The paintings were left in the trunk of a vehicle parked at Red Willow Park near Boudreau and Sturgeon roads on April 25 between 5:15 p.m. and 6 p.m.

During that time, someone broke into the vehicle’s trunk and took four pieces of art worth about $500.

St. Albert RCMP Cpl. Laurel Kading said officers usually recommend people lock valuables away in their trunk out of sight, but in this case that didn’t deter the thief.

“It was broken into and it is unusual to see something like that happen.”

Kading said the thief didn’t break into the rest of the vehicle, but police can’t say for certain if it was a random or targeted theft.

The four pieces of art include; Winter on the Farm and Winter Woods by Ardath Buckaway, as well as Good Food No Crowds by Jack Tessier and Duck Lake in Summer II by Diane Stone.

The RCMP is looking for anyone who might have been near the parking lot or seen anything suspicious in the area.

Kading said any information would be useful and they would also like people in the art world to keep an eye out for the paintings.

Anyone who may have witnessed the theft is being asked to call Crime Stoppers at 1-800-222-8477 or the St. Albert detachment at 780-458-7700.

May 9th, 2010

Posted In: art theft, Art Thief

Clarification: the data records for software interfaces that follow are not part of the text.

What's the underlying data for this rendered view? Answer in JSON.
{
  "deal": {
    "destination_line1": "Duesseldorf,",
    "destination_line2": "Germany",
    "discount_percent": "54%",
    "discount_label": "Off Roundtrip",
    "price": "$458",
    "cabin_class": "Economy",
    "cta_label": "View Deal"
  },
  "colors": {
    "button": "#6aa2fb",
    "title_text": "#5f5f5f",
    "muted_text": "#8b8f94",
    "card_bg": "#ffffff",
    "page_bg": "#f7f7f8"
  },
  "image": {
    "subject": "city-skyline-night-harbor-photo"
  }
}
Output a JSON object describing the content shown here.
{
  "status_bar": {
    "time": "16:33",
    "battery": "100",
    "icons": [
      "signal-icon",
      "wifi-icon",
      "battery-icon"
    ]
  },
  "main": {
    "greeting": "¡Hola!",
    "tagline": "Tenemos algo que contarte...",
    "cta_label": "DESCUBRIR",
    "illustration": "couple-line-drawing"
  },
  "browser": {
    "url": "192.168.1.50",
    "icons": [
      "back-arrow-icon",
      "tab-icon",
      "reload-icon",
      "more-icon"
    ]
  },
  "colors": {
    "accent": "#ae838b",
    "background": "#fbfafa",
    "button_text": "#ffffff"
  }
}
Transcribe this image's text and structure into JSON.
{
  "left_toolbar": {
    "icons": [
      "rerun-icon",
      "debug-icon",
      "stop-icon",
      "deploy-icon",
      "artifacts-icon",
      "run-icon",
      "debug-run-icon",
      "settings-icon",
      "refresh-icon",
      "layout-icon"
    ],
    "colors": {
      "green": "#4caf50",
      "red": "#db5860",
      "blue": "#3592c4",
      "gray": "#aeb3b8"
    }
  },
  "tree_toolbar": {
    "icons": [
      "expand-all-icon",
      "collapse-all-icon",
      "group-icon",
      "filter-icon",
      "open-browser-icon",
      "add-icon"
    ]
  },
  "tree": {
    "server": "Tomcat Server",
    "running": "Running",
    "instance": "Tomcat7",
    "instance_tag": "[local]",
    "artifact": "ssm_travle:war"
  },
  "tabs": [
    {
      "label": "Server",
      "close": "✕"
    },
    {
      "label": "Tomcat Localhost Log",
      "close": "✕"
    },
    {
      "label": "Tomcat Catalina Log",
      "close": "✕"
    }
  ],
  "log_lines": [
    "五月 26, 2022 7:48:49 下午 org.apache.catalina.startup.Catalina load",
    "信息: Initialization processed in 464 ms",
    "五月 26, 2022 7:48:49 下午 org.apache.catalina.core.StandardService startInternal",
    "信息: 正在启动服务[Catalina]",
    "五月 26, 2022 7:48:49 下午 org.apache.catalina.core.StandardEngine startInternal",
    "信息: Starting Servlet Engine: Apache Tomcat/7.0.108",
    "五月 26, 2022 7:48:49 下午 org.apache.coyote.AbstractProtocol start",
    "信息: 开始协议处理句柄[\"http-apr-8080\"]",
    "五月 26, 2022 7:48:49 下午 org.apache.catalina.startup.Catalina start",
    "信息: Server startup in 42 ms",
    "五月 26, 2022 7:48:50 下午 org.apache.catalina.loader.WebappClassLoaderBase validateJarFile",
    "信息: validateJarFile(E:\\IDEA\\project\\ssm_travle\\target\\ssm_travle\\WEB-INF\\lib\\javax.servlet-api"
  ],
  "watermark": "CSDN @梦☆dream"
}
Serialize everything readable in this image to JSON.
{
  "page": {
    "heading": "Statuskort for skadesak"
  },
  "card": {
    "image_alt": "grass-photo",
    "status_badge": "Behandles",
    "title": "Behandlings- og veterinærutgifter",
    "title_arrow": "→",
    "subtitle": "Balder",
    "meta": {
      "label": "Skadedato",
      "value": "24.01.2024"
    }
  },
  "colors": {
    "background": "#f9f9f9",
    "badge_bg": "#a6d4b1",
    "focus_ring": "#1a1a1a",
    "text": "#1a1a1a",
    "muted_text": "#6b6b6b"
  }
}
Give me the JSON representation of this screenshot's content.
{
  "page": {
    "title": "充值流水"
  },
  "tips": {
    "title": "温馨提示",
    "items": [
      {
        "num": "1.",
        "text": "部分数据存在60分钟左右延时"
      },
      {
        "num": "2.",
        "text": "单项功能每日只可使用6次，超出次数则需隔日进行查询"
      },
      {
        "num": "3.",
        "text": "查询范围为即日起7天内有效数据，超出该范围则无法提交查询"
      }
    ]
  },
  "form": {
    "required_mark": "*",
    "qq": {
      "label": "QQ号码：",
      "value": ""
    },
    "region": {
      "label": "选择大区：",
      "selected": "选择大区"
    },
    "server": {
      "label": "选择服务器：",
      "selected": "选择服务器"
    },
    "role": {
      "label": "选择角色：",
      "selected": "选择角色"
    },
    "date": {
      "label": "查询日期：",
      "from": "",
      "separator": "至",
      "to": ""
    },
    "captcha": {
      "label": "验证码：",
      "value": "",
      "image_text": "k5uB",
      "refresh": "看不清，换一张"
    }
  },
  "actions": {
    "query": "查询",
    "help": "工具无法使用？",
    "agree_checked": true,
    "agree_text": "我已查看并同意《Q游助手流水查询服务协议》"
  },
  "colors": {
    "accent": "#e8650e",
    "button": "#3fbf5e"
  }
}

Fugitive art dealer Solly Sinai brought from France to NY to face heist charges

BY Alison Gendar

Monday, April 12th 2010, 12:57 PM
Related News

A jet-setting dealer has been dragged from France to New York to face charges he sold stolen art and antiques.

Solly Sinai, who worked out of Israel and Paris, has been linked to pieces stolen in three high-end break-ins in the late 1990s and then hawked at fire-sale prices.

The thefts include more than 200 Japanese antique miniature sculptures stolen from a Paris shop in 1997.

In a second burglary, more than 50 pieces worth more than $1 million – including several pairs of Napoleonic-era antique pistols and an antique silver bowl – were taken.

A third heist netted antique candelabra and valuable “first casts” by the artist Antoine Louis Barye.

Sinai allegedly bought the items on the black market and smuggled six of the pistols into New York in 2000 and sold them to unsuspecting dealers in California.

He also was accused of selling bronze statues and the antique bowl to other dealers in Manhattan, and hawking some of the Japanese miniatures to an antiques dealer in Germany.

He was indicted in 2004.

Read more: http://www.nydailynews.com/news/ny_crime/2010/04/12/2010-04-12_fugitive_art_dealer_solly_sinai_brought_from_france_to_ny_to_face_heist_charges.html#ixzz0ky0mAbR0

April 13th, 2010

Posted In: Art Thief, Mailing list reports